People at the Burning Man festival are coated in sand

Around 80K people attended the Nevada event in preparation of Labor Day to celebrate art and creativity.

The event is well-known for its out-of-the-ordinary rituals, such as the widespread use of bartering instead of money and the virtual abolition of cell phone use due to poor service.

A sudden and powerful sandstorm, however, nearly spoiled the festival's centerpiece, the torching of a gigantic burning man effigy.

Winds blowing up to 35 mph created a cloud of dust that quickly overshadowed the festival grounds and streets.

Amanda Young of the National Weather Service in Remo had previously warned of a dense dust cloud hundreds of feet deep.

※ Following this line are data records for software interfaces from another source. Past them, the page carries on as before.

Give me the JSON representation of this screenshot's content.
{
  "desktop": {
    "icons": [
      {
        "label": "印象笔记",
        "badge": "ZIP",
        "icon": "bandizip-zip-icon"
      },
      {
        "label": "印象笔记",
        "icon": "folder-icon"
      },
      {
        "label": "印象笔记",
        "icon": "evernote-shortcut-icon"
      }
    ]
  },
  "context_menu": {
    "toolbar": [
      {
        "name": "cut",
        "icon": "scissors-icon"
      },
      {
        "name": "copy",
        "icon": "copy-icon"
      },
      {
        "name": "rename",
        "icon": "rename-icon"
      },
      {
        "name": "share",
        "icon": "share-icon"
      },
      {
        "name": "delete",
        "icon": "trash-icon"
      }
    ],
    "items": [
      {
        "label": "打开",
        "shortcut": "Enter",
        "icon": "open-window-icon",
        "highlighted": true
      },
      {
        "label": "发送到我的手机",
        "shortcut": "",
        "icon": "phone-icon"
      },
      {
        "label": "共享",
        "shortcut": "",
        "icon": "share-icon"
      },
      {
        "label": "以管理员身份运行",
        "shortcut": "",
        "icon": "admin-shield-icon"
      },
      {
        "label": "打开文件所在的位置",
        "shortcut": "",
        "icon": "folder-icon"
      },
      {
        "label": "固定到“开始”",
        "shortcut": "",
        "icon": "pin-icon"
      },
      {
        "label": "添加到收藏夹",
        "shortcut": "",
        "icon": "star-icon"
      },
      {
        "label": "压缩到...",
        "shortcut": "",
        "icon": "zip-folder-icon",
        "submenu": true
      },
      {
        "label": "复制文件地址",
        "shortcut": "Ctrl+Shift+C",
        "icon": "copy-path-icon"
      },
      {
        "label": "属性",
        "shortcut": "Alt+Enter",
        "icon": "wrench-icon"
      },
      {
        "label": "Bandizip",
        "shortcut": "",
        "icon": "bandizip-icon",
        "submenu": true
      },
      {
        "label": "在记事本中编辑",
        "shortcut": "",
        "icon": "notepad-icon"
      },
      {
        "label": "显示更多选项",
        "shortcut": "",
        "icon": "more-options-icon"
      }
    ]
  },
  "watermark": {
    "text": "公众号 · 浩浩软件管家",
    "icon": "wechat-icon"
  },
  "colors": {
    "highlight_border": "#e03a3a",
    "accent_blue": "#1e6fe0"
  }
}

The official Twitter account of the Burning Man project stated in the evening that the celebrations were closed to newcomers owing to whiteout conditions.